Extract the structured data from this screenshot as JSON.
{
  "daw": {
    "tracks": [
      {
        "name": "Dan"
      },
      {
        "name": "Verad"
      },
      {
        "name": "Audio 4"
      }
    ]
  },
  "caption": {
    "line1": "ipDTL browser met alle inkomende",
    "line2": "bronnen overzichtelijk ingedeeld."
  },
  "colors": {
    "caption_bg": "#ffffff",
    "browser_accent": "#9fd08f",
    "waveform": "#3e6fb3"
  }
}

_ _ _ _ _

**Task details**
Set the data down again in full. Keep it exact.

**Answer area**
Extract the structured data from this screenshot as JSON.
{
  "daw": {
    "tracks": [
      {
        "name": "Dan"
      },
      {
        "name": "Verad"
      },
      {
        "name": "Audio 4"
      }
    ]
  },
  "caption": {
    "line1": "ipDTL browser met alle inkomende",
    "line2": "bronnen overzichtelijk ingedeeld."
  },
  "colors": {
    "caption_bg": "#ffffff",
    "browser_accent": "#9fd08f",
    "waveform": "#3e6fb3"
  }
}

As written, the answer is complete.